Federal Bureau of Investigation (FBI) Hires 140 Robots for file handling
Robots to Handle files at Central Records Complex (CRC) in Winchester, Virginia
We have all seen Detective or Spy Movies, where one of the main characters have to search through endless shelves containing files about some secret information. The character will be tactfully trying to figure out the real file location, sifting through dozens of folders till she finds the correct one, while the sidekick guards the door. Well, now imagine if a person has to do the same every day in such gigantic rooms. Yes, that sounds tiring and monotonous but physically retrieving a file from a large records room is an actual human task. Moreover, these files contain crucial information about sensitive law enforcement records of an individual. So, to minimize the burden and the human error, recently, the Federal Bureau of Investigation (FBI) has hired robots to handle and retrieve old case files at its Central Records Complex (CRC) in Winchester, Virginia. Though it is a first-of-its-kind initiative, the FBI thinks it’s a good idea to deploy robots to do the job.
FBI has deployed 140 robots at its sleek 256,000-square-foot Central Records Complex.

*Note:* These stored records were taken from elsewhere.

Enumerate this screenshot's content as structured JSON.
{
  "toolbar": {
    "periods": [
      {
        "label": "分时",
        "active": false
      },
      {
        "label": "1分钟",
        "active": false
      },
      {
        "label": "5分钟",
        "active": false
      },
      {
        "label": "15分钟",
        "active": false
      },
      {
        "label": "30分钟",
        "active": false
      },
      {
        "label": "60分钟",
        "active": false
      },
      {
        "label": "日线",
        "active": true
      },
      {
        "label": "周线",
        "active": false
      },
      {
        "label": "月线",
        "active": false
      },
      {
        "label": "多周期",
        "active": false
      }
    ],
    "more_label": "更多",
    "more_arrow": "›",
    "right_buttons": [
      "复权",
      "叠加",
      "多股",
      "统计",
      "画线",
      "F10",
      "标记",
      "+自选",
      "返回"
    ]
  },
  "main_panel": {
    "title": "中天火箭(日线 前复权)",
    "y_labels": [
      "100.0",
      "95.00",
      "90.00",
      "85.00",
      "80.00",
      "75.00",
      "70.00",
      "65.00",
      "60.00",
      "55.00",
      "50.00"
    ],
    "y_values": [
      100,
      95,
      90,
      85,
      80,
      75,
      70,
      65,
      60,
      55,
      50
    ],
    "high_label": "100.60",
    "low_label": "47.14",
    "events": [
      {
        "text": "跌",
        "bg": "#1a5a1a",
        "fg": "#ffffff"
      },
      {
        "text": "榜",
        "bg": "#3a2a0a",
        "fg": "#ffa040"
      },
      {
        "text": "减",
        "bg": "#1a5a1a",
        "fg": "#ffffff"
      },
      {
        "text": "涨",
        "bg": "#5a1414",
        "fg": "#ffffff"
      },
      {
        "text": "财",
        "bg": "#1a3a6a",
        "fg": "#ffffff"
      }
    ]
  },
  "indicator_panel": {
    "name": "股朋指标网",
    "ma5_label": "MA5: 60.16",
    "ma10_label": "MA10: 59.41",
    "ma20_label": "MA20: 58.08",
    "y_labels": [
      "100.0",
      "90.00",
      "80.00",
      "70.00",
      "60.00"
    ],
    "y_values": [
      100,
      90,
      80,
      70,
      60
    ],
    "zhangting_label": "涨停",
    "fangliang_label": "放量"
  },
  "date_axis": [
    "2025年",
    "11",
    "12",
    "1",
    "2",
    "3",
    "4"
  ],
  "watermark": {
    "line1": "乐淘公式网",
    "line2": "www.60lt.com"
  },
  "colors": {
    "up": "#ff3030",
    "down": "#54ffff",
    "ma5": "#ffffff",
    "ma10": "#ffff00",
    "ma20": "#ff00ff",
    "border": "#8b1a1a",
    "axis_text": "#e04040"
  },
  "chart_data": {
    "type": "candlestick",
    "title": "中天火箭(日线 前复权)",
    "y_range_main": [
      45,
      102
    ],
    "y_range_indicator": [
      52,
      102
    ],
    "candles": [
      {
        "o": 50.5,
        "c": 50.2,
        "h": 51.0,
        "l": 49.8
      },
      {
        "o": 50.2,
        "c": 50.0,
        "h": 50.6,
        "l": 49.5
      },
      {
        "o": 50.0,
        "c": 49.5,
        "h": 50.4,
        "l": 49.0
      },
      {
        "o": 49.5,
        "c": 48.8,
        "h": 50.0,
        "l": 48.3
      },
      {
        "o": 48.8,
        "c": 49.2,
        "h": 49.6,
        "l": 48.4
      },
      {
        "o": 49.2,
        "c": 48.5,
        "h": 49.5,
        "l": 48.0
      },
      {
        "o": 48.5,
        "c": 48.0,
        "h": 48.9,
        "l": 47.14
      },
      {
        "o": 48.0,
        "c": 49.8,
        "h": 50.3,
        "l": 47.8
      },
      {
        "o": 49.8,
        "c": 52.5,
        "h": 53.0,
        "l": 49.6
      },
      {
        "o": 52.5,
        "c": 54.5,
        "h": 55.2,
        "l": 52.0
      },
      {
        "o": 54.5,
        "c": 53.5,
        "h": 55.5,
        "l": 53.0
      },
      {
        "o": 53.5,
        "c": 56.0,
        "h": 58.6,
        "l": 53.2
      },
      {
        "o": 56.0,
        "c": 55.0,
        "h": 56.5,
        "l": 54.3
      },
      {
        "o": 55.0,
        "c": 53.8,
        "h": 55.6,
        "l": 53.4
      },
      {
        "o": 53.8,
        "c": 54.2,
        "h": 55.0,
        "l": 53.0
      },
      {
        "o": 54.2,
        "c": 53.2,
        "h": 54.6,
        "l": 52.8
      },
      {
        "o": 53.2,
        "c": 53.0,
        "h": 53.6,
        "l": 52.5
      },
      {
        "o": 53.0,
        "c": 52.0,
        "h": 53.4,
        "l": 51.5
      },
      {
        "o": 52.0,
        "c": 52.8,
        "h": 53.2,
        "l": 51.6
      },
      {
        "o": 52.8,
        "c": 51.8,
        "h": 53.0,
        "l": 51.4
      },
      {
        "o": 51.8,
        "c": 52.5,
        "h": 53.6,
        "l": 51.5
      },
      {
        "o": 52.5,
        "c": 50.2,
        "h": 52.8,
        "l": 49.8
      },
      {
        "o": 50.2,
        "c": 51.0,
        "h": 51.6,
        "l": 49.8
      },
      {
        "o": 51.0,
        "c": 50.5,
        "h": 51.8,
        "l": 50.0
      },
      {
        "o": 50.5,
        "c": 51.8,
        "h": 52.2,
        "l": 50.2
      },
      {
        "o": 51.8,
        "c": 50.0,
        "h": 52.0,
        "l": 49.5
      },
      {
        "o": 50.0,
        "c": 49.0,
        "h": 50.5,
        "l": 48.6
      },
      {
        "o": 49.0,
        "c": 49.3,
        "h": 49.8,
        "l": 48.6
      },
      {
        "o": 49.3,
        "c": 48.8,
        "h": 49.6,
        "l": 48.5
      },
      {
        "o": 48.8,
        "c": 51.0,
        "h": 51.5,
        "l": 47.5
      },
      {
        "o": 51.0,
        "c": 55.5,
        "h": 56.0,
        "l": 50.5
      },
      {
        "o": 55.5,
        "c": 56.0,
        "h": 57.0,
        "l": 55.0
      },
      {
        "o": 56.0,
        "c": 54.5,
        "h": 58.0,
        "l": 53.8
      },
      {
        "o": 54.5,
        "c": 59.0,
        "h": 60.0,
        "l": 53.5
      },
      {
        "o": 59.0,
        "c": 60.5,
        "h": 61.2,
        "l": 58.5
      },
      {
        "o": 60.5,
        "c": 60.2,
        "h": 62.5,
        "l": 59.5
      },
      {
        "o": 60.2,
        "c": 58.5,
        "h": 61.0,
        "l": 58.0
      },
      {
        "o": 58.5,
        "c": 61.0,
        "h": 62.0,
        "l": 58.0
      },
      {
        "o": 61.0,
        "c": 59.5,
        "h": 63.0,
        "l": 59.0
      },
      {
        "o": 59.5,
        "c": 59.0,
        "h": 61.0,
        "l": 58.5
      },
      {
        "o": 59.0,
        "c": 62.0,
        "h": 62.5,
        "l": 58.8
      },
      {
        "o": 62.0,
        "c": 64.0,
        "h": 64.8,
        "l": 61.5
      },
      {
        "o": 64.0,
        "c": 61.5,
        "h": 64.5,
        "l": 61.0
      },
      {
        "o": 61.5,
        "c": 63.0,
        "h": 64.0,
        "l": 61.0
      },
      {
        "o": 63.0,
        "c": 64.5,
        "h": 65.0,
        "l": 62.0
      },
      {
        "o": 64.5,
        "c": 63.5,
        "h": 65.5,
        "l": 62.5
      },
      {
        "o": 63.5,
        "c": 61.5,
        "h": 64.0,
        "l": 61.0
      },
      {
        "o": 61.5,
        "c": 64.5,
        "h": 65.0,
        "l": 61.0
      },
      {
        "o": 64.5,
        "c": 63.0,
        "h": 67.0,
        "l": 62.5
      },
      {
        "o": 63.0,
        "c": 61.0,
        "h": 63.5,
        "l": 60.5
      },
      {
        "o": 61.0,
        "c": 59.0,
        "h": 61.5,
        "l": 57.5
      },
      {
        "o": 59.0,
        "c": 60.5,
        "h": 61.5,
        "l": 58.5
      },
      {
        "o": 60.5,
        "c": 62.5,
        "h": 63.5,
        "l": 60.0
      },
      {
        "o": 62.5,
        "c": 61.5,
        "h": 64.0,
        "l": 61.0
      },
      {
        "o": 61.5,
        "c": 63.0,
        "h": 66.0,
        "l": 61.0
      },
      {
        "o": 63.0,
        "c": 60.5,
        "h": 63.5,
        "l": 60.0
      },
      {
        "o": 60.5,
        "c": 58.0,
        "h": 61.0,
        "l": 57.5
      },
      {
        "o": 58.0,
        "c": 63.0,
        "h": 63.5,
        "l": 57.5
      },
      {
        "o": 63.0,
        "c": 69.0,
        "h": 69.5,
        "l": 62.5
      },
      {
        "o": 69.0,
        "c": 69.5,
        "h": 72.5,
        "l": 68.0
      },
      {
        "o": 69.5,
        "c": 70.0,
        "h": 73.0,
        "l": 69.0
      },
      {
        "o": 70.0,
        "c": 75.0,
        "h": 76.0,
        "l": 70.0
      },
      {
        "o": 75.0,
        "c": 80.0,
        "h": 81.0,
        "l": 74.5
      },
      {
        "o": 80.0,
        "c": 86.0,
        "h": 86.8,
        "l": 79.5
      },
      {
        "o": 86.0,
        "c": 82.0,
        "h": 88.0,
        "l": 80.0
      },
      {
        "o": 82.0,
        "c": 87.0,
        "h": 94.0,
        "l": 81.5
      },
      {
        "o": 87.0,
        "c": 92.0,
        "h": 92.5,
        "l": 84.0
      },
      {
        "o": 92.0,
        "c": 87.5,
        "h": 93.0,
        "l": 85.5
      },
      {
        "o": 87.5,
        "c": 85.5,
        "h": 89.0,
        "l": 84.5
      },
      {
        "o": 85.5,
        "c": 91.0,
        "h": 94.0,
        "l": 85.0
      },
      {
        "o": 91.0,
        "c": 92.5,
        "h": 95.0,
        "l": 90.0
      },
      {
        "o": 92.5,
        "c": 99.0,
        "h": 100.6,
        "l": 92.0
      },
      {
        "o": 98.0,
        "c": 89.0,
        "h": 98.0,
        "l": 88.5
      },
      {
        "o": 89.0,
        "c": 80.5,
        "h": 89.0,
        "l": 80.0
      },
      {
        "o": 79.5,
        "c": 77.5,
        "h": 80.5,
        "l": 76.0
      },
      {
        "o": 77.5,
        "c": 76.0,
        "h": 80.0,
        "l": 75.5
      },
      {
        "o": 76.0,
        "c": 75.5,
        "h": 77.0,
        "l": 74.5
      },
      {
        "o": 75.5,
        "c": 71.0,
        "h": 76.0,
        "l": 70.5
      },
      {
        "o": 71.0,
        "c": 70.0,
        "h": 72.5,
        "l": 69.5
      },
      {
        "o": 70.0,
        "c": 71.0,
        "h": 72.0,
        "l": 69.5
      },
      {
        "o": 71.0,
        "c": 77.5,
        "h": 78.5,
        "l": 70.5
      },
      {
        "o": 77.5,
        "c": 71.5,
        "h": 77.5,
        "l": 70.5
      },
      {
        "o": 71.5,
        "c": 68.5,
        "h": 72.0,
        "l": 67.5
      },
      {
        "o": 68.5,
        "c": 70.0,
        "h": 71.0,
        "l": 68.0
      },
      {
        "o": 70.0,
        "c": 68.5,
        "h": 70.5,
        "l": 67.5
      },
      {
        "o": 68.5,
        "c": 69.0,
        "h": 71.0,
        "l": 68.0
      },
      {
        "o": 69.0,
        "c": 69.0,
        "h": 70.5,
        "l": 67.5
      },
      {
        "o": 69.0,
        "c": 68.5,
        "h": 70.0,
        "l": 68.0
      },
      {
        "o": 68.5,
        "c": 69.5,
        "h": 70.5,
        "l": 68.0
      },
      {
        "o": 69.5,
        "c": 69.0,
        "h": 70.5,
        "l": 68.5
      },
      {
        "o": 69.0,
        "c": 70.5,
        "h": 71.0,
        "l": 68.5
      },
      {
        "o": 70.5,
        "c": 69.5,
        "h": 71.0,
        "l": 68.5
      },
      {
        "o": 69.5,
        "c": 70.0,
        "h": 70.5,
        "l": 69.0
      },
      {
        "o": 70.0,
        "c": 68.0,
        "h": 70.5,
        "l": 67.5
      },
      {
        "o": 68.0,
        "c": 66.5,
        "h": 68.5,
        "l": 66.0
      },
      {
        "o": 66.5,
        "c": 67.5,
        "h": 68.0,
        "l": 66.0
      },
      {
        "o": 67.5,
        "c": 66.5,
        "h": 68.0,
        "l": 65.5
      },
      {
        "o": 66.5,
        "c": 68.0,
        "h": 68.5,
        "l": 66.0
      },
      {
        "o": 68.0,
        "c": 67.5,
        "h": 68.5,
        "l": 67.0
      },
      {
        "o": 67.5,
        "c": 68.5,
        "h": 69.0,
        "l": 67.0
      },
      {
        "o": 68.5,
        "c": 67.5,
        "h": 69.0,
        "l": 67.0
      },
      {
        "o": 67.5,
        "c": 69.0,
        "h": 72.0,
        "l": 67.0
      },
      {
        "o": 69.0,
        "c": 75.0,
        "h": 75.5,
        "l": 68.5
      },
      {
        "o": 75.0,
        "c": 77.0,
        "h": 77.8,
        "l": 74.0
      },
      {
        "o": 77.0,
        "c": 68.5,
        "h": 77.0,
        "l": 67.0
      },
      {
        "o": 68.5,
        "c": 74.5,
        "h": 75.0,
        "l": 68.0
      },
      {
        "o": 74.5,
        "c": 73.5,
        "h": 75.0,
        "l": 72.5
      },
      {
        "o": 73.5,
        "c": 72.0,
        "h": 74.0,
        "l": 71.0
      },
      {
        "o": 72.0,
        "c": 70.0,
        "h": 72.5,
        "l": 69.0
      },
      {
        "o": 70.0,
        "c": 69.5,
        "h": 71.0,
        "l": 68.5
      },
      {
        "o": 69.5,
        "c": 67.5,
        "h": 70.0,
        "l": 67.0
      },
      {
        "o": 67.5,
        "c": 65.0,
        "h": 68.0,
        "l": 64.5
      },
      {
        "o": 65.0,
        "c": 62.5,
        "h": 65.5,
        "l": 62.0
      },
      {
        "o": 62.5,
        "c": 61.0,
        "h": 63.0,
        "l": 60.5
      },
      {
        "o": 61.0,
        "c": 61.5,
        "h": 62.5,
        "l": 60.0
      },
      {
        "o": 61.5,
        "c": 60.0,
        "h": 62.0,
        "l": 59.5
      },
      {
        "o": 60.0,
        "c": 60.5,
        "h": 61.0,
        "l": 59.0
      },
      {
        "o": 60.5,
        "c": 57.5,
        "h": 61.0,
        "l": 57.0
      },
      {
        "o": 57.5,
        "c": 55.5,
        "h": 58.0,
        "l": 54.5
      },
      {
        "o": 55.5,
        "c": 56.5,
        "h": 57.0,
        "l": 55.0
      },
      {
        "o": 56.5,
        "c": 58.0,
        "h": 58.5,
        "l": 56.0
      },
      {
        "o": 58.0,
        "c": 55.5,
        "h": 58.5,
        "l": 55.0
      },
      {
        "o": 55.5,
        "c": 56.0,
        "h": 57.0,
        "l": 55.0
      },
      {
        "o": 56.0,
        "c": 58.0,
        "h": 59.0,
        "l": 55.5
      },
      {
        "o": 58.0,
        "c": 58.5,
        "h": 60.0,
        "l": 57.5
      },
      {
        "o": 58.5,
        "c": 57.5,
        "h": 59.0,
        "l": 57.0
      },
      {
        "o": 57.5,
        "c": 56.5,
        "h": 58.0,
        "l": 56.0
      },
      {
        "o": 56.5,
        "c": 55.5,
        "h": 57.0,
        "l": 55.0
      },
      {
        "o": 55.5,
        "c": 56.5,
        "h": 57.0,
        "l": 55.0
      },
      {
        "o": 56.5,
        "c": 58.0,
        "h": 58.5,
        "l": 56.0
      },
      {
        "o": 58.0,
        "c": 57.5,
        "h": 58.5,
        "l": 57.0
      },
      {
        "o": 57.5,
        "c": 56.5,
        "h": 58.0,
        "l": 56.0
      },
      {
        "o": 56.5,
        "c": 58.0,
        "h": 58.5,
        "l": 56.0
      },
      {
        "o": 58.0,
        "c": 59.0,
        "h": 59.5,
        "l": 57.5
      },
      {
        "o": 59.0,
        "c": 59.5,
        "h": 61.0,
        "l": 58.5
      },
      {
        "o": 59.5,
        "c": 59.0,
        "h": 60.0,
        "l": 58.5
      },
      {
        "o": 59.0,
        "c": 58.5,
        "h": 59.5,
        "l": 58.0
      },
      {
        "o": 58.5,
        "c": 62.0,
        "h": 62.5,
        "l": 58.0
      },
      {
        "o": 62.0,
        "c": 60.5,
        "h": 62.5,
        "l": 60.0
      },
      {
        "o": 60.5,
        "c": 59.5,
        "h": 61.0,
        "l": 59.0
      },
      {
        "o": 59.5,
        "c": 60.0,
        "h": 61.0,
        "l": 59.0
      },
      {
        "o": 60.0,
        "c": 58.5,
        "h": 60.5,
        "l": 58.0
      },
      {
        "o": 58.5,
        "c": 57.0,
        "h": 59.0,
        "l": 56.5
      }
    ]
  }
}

The General Services Administration of the government is entrusted with the responsibility of ensuring the security, well-being, and retrieval of the files. Information in the case files is also frequently sought by prosecutors, agents, and investigators. After assessing all its options, GSA selected an automated record filing and retrieval system from robotics technology company AutoStore, which streamlines retrieval via radio-controlled robots and optimizes space by allowing files to be stored in a way that eliminates aisle space.
The new records retrieval facility is located about 90 miles from Washington, D.C. It cost $135 million to complete the construction. The National Archives and Records Administration (NARA) worked with the FBI on the design and standards of the facility. It was built to consolidate and contain records previously housed within 256 field offices around the world. The Virginia complex, built for nearly 500 employees, opened earlier this year and will be fully operational by 2022.
In this facility, the 140 fast and reliable radio-controlled robots will maneuver on an overhead steel grid system 16 levels deep to identify, access, and retrieve requested items from any of the 360,000 bins. Also, the technology provided by AutoStore eliminates the need for aisle space and uses all available areas for filing documents. These robots are programmed to traverse the warehouse by following X, Y, and Z coordinates.
When requested, a robot retrieves a bin and then reshelves any bins it has displaced in the process, keeping track of their new coordinates. This enables frequently requested records to remain near the top of the grid, and other files will drop to lower positions, which creates efficiency. Thus the robots provide real-time data for every bin.
“It is a privilege and honor to know our innovative warehouse automation technology serves U.S. government agencies,” says Karl Johan Lier, CEO of AutoStore. “With the agility, efficiency, and accuracy of AutoStore robots operating within our elegantly sophisticated high-density grid, the FBI will be able to carry out their mission with greater effectiveness and maintain its leadership in vital information management.”
“The software tracks both record and bin numbers, allowing the robots to work securely without the system supplier having any access to the records themselves. Placed away into darkened, climate-controlled bins, paper records are also safe from environmental elements,” said the company in a statement.